*Problem to solve*
Please restate the data that follows, leaving every word in place.

Collected data:
★ ★ ★ ★

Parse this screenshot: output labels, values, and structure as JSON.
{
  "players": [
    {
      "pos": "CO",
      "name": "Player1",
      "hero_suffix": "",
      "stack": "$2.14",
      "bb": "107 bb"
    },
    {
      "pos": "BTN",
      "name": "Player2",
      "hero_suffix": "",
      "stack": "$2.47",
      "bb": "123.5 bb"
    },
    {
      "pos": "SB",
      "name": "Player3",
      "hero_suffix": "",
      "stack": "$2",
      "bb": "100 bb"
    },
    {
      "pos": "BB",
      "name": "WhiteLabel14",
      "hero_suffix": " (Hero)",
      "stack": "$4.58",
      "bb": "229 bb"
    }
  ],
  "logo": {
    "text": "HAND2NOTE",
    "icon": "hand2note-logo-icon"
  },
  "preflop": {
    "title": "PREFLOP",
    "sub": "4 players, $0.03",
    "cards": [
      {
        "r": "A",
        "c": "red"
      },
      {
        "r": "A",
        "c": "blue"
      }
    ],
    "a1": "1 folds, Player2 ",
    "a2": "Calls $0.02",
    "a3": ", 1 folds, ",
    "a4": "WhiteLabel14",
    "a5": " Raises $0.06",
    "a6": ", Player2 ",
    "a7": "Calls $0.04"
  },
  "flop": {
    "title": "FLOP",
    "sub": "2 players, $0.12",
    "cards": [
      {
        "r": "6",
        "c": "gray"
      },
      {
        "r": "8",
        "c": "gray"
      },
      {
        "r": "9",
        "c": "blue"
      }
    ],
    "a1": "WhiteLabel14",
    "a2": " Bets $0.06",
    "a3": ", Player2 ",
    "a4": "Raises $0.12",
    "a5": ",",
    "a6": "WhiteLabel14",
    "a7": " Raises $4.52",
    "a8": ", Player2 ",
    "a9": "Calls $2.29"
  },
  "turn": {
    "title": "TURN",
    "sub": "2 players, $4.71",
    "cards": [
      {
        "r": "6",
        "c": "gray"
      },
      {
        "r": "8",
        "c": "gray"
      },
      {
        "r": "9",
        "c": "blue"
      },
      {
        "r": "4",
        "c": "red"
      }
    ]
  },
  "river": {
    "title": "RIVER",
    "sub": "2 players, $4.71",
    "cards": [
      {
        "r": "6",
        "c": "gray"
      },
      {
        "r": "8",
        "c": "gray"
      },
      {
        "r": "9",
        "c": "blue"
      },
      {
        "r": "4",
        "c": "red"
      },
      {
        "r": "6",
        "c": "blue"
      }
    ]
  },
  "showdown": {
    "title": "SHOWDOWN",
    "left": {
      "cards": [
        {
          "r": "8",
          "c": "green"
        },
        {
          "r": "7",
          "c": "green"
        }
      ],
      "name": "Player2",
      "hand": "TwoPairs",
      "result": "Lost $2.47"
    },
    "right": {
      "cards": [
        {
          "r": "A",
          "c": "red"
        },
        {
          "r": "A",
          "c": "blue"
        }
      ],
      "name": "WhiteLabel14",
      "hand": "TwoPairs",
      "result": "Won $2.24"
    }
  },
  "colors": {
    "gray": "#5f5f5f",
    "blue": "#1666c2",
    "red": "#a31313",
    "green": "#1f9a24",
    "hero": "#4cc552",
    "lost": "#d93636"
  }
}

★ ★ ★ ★

*Task output*
Parse this screenshot: output labels, values, and structure as JSON.
{
  "players": [
    {
      "pos": "CO",
      "name": "Player1",
      "hero_suffix": "",
      "stack": "$2.14",
      "bb": "107 bb"
    },
    {
      "pos": "BTN",
      "name": "Player2",
      "hero_suffix": "",
      "stack": "$2.47",
      "bb": "123.5 bb"
    },
    {
      "pos": "SB",
      "name": "Player3",
      "hero_suffix": "",
      "stack": "$2",
      "bb": "100 bb"
    },
    {
      "pos": "BB",
      "name": "WhiteLabel14",
      "hero_suffix": " (Hero)",
      "stack": "$4.58",
      "bb": "229 bb"
    }
  ],
  "logo": {
    "text": "HAND2NOTE",
    "icon": "hand2note-logo-icon"
  },
  "preflop": {
    "title": "PREFLOP",
    "sub": "4 players, $0.03",
    "cards": [
      {
        "r": "A",
        "c": "red"
      },
      {
        "r": "A",
        "c": "blue"
      }
    ],
    "a1": "1 folds, Player2 ",
    "a2": "Calls $0.02",
    "a3": ", 1 folds, ",
    "a4": "WhiteLabel14",
    "a5": " Raises $0.06",
    "a6": ", Player2 ",
    "a7": "Calls $0.04"
  },
  "flop": {
    "title": "FLOP",
    "sub": "2 players, $0.12",
    "cards": [
      {
        "r": "6",
        "c": "gray"
      },
      {
        "r": "8",
        "c": "gray"
      },
      {
        "r": "9",
        "c": "blue"
      }
    ],
    "a1": "WhiteLabel14",
    "a2": " Bets $0.06",
    "a3": ", Player2 ",
    "a4": "Raises $0.12",
    "a5": ",",
    "a6": "WhiteLabel14",
    "a7": " Raises $4.52",
    "a8": ", Player2 ",
    "a9": "Calls $2.29"
  },
  "turn": {
    "title": "TURN",
    "sub": "2 players, $4.71",
    "cards": [
      {
        "r": "6",
        "c": "gray"
      },
      {
        "r": "8",
        "c": "gray"
      },
      {
        "r": "9",
        "c": "blue"
      },
      {
        "r": "4",
        "c": "red"
      }
    ]
  },
  "river": {
    "title": "RIVER",
    "sub": "2 players, $4.71",
    "cards": [
      {
        "r": "6",
        "c": "gray"
      },
      {
        "r": "8",
        "c": "gray"
      },
      {
        "r": "9",
        "c": "blue"
      },
      {
        "r": "4",
        "c": "red"
      },
      {
        "r": "6",
        "c": "blue"
      }
    ]
  },
  "showdown": {
    "title": "SHOWDOWN",
    "left": {
      "cards": [
        {
          "r": "8",
          "c": "green"
        },
        {
          "r": "7",
          "c": "green"
        }
      ],
      "name": "Player2",
      "hand": "TwoPairs",
      "result": "Lost $2.47"
    },
    "right": {
      "cards": [
        {
          "r": "A",
          "c": "red"
        },
        {
          "r": "A",
          "c": "blue"
        }
      ],
      "name": "WhiteLabel14",
      "hand": "TwoPairs",
      "result": "Won $2.24"
    }
  },
  "colors": {
    "gray": "#5f5f5f",
    "blue": "#1666c2",
    "red": "#a31313",
    "green": "#1f9a24",
    "hero": "#4cc552",
    "lost": "#d93636"
  }
}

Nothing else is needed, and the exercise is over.